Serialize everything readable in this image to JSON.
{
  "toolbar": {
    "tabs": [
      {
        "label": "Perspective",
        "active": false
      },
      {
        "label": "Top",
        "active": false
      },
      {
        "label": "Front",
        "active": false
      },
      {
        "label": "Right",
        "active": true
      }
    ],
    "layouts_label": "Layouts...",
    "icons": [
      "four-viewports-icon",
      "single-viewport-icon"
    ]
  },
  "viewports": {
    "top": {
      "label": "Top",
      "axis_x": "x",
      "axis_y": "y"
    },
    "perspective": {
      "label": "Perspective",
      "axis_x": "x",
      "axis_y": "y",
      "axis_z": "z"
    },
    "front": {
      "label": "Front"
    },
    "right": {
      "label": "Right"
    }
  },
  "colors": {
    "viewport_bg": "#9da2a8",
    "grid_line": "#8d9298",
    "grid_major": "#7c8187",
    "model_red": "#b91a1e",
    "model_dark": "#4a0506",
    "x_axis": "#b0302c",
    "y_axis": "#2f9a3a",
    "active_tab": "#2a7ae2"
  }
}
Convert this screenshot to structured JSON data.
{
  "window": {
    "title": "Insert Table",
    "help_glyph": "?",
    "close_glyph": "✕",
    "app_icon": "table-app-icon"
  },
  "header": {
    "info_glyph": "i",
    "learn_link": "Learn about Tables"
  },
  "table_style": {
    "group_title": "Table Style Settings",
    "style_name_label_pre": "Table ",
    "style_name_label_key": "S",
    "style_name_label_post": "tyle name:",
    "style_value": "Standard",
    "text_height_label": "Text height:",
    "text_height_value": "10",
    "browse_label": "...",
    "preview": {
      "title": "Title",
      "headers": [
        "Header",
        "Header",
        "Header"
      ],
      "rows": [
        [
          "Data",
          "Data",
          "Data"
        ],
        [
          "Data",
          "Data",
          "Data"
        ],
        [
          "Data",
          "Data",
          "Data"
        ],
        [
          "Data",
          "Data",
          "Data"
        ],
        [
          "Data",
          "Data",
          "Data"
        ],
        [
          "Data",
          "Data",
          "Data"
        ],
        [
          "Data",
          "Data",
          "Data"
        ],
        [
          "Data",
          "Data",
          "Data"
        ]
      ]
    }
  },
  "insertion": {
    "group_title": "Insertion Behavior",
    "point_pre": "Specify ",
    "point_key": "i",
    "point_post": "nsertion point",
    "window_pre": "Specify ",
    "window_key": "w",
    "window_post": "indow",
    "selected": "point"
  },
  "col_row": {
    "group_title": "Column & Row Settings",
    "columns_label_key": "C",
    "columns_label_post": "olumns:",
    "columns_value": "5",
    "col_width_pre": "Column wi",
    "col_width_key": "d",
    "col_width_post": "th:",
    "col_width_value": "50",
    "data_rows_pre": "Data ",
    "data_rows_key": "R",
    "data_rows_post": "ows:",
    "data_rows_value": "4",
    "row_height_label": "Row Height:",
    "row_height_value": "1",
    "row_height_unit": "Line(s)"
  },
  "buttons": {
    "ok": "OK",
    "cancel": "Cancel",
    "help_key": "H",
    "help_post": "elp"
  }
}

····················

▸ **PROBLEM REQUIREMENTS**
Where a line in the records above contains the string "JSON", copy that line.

▸ **YOUR SOLUTION**
Serialize everything readable in this image to JSON.
Convert this screenshot to structured JSON data.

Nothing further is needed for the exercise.